Disappointment with God.  Have you felt it?  When I was smarting from my humiliation and licking my wounds, I didn’t consider dumping God, because I guess I had the same rhetorical question that Peter asked.  Where else can I go?  Sure, I felt let down by God, but where else could I go?  Even at the age of 19 I had experienced enough of life to know that nothing else would give me the fulfilment that Christ gave me.  He really did have the words of eternal life.  You see, it is possible to be oriented towards faith and still be angry with God, to be a disciple and still be mad at Jesus, to have questions, doubt and troubles and still conclude – where else can I go?  Christ has the words of eternal life.

My experience was like Peter Hitchens’, a British journalist.  Peter is the brother of the late Christopher Hitchens, a loud and convinced spokesperson for atheism before his sad and untimely death.  Christopher described himself not just as an atheist, but as an anti-theist. And that was how it was for brother Peter too. In his book, The Rage Against God, Peter says that he, like many others in his generation, was sure that “our civilization … had grown out of the nursery myths of God, angels and Heaven. We had modern medicine, penicillin, jet engines, the Welfare State, the United Nations and ‘science,’ which explained everything that needed to be explained.”

But when Peter was 30, he began a slow return to faith in Christ.  He married in a church, and the service had a deep impact on him. “I can … recall the way the words of the Church of England’s marriage service … awakened thoughts in me that I had long suppressed,” he says. “I was entering into my inheritance, as a Christian, as a man, and as a human being.”

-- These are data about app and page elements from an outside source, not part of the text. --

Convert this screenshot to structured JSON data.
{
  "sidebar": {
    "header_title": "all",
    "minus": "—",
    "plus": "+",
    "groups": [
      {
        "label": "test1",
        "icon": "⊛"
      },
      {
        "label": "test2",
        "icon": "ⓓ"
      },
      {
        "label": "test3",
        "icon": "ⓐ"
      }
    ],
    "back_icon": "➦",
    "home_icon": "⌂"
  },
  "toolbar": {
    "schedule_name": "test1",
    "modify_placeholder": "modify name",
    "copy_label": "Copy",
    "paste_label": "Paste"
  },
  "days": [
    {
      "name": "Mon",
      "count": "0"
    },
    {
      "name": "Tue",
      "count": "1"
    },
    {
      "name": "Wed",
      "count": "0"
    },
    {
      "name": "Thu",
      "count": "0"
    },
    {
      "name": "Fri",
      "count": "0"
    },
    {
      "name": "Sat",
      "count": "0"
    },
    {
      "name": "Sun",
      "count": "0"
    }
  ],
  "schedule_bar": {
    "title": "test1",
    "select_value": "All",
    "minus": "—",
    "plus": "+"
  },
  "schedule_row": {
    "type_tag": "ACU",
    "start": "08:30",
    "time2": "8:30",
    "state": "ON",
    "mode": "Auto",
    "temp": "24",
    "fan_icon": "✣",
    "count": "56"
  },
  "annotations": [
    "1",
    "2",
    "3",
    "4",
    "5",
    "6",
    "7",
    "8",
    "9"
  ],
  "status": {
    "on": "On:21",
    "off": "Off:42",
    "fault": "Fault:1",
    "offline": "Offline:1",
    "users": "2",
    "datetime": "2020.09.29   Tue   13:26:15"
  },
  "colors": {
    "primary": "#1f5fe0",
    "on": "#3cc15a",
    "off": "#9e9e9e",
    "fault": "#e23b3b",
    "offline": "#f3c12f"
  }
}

The brothers were now going in opposite directions. “While I was making my gradual, hesitant way back to the altar-rail, my brother Christopher’s passion against God grew more virulent and confident,” Peter says. “As he has become more certain about the non-existence of God, I have become more convinced we cannot know such a thing in the way we know anything else, and so must choose whether to believe or not. I think it better by far to believe.”

I’m sure there are not as many atheists as people think.  I am convinced that very many modern folks, especially in younger generations, think of themselves as atheists but are not, in fact.  For them, there is meaning and purpose in life; there is something outside human beings, an intelligence or a principle, that gives order and the framework to make sense of life.  They might not name it God – they may call it the universe, providence, science, new age philosophy, traditional wisdom schools, but whatever they call it, it does what God does – provides meaning, but without the personal nature of God.  Why not use God’s name?  Well, maybe that name has become linked in their minds and experience with judgement, rejection, fear, even clergy abuse.  Now we would protest and say, “no, no, don’t associate God with those things.  That isn’t God, not the God revealed in all his fulness in Christ.”  All those people are waiting for is the church – for you and me to show them the love of God – that aspect of the creator that they have not experienced, and they will come to a living experience of the God who fills us, satisfies us, and who is the Bread of Life.

It’s not Design Thinking.  It’s not even science.  It’s simpler than that.  It’s as simple as bread.  Where else can we go – but the one who has the words of eternal life.

 

 

About Theresa Wright